==== Data shown ====
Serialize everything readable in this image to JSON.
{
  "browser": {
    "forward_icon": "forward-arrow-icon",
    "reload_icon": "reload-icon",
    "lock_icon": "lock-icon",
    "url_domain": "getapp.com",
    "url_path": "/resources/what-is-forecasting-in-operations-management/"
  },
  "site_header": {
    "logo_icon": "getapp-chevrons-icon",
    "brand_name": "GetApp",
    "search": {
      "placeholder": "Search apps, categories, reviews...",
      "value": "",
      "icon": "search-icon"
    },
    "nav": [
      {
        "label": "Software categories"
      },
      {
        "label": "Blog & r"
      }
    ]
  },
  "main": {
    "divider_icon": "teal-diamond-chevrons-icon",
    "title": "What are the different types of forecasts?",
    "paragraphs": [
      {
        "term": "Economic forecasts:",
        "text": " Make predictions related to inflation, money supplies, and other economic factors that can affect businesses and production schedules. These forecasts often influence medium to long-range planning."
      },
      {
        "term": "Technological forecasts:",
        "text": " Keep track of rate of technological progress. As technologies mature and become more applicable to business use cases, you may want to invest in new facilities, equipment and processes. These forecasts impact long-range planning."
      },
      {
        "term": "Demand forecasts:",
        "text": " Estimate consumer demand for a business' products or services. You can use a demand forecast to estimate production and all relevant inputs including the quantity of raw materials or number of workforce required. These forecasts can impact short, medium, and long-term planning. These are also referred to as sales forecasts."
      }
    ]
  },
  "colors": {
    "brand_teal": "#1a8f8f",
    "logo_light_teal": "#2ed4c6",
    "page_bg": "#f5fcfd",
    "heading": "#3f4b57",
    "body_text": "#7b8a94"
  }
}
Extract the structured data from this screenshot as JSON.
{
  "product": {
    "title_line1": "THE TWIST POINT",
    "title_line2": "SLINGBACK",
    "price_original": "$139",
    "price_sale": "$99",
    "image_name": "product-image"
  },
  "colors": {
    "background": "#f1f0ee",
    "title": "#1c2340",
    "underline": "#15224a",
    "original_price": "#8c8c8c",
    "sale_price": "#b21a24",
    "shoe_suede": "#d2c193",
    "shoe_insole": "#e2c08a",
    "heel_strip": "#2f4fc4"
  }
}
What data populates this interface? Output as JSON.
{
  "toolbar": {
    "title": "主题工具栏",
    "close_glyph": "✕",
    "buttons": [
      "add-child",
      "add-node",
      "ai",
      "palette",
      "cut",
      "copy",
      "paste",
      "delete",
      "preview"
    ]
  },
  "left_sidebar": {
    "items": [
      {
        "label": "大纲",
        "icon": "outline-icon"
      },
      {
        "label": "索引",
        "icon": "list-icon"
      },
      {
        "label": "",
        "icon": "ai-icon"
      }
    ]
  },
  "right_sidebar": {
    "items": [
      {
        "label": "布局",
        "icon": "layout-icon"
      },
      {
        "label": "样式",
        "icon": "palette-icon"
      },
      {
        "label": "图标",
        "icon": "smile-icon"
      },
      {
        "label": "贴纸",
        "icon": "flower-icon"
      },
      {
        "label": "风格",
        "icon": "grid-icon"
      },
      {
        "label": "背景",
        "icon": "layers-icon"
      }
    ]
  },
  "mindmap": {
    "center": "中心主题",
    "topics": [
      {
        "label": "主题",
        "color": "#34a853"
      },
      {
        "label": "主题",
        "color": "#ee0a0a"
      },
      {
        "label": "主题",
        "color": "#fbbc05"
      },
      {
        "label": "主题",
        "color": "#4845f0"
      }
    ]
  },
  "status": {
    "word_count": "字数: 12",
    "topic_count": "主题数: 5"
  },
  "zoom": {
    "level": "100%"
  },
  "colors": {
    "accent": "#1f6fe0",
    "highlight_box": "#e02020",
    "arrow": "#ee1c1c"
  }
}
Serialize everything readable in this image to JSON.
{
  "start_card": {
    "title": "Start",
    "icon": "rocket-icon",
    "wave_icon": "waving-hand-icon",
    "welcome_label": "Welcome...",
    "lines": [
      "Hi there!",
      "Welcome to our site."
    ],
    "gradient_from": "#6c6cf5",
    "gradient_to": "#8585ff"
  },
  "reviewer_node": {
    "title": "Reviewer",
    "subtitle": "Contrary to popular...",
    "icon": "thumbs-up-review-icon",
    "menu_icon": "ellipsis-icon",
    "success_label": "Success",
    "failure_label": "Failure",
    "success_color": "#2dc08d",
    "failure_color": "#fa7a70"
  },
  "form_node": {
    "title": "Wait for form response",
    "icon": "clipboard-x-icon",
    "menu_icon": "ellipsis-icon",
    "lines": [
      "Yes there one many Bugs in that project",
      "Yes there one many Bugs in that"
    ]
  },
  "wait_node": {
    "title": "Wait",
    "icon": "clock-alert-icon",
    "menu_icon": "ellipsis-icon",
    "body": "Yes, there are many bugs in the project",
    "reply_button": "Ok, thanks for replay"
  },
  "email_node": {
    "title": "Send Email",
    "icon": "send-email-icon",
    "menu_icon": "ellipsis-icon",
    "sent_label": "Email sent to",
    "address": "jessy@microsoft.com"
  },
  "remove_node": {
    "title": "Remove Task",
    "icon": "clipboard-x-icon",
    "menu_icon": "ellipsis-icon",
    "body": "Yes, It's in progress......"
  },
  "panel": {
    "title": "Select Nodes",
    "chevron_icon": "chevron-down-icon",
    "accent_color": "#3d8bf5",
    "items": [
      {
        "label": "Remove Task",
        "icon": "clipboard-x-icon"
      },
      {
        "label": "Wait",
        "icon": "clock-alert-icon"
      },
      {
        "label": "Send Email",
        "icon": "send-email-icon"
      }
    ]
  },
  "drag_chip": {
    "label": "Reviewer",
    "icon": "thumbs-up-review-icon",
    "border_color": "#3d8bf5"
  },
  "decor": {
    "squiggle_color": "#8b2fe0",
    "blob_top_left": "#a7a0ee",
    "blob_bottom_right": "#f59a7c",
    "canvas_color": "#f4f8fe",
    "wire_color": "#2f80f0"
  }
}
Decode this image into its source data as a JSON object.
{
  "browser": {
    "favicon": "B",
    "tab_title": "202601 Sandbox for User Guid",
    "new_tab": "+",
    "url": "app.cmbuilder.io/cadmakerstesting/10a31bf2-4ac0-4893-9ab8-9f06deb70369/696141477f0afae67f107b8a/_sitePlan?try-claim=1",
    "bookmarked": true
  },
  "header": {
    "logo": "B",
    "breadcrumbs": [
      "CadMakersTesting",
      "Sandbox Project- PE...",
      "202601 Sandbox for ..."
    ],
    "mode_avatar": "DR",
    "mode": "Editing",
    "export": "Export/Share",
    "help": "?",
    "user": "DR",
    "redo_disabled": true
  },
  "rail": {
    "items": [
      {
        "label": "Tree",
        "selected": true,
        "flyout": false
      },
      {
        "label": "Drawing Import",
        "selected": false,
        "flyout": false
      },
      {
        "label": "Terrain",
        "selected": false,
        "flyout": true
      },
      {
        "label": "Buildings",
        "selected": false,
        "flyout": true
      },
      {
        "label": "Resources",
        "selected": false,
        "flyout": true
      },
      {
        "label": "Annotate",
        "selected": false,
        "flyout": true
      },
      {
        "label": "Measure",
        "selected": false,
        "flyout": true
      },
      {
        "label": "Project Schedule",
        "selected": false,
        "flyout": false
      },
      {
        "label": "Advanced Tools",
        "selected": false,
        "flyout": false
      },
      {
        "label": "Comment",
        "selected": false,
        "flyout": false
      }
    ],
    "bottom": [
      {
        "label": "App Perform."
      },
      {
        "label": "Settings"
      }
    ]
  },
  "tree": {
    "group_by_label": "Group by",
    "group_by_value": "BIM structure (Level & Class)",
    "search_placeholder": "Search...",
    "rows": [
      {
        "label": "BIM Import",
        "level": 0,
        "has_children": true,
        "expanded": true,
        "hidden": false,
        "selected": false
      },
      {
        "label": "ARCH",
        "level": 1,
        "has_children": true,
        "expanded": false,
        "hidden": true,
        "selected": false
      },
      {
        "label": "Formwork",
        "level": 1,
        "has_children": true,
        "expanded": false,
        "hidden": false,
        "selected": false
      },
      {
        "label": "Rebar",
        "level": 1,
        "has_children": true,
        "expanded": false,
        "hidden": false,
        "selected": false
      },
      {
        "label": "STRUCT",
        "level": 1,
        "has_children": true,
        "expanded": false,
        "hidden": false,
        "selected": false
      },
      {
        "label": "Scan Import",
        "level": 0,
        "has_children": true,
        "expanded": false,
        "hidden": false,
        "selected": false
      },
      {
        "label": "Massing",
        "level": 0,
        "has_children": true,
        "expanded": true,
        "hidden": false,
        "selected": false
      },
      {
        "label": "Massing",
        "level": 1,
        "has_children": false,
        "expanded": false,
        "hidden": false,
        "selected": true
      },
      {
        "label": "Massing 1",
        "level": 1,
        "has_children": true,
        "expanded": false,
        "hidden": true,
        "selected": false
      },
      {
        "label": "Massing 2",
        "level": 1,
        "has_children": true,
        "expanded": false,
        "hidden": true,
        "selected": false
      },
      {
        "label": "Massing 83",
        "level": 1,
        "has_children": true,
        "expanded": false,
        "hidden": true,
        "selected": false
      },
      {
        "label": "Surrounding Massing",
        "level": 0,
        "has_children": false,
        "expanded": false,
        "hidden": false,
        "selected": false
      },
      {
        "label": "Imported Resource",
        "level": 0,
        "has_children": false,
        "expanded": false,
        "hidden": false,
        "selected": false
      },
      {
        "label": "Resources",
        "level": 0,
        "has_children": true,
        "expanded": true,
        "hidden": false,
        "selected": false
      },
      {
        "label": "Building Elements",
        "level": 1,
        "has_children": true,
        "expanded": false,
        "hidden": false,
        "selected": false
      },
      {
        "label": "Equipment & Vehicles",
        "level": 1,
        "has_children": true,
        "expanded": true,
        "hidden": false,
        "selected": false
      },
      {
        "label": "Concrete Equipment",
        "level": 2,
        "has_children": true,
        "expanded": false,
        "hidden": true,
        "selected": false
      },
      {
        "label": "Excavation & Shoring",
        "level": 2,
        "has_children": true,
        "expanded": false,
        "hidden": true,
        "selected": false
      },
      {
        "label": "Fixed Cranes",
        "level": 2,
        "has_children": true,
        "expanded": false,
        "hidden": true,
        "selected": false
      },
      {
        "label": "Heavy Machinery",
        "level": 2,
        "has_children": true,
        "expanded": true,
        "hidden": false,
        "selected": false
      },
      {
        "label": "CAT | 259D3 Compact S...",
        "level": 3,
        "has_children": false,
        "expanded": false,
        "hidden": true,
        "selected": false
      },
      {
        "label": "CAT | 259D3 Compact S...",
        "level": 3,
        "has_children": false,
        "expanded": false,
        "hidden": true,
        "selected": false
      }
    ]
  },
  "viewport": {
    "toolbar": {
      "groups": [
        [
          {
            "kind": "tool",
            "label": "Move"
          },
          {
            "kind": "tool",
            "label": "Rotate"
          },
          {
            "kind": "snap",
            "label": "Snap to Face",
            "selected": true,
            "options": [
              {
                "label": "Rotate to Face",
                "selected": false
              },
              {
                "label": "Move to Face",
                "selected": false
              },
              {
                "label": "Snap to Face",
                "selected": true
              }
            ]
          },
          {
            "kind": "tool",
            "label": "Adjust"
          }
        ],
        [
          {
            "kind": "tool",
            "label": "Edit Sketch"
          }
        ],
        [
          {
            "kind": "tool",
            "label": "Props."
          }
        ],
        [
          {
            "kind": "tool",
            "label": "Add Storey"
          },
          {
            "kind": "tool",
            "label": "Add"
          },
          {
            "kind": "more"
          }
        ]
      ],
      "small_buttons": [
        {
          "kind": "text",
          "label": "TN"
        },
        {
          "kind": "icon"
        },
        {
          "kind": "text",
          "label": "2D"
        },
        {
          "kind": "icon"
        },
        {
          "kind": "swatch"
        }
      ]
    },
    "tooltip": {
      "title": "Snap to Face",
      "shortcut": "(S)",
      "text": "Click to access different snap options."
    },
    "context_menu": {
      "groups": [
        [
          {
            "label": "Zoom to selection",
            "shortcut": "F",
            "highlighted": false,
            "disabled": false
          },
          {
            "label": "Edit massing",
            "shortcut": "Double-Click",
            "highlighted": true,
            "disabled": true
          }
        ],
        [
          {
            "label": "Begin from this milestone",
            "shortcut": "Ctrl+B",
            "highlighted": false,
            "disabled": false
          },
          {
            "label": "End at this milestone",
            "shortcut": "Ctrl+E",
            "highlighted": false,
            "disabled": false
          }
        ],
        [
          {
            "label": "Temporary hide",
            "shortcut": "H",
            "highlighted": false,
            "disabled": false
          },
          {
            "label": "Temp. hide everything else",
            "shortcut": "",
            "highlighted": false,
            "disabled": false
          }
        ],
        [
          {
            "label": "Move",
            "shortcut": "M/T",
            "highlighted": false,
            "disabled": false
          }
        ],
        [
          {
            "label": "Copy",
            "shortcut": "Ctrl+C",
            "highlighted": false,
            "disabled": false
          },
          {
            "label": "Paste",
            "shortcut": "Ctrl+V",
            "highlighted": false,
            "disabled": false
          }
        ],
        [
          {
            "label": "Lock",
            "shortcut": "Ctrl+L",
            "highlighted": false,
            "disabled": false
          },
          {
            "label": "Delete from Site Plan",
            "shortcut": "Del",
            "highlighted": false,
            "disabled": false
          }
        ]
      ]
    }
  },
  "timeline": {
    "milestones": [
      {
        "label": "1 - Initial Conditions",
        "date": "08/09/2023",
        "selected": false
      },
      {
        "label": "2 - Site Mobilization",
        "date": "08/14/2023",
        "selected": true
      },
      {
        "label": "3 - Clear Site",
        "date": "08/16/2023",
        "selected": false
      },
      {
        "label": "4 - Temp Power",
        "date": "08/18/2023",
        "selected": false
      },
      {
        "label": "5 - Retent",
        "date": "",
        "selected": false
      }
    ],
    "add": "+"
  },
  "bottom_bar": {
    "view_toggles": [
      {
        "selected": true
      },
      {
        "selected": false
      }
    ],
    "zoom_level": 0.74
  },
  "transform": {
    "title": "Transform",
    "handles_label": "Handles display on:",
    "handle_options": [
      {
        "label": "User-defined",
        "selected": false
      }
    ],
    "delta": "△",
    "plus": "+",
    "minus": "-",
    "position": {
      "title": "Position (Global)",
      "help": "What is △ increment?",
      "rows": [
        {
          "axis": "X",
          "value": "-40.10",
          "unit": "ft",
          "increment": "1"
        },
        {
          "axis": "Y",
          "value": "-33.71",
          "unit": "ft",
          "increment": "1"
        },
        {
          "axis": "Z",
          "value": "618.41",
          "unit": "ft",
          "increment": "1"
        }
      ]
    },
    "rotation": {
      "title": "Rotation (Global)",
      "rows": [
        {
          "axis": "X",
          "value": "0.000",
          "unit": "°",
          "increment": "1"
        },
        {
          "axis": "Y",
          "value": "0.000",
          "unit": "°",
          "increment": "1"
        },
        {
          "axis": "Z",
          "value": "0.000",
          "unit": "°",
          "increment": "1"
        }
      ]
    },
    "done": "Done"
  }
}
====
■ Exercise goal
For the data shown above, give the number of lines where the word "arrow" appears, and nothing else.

■ Solution for this exercise
2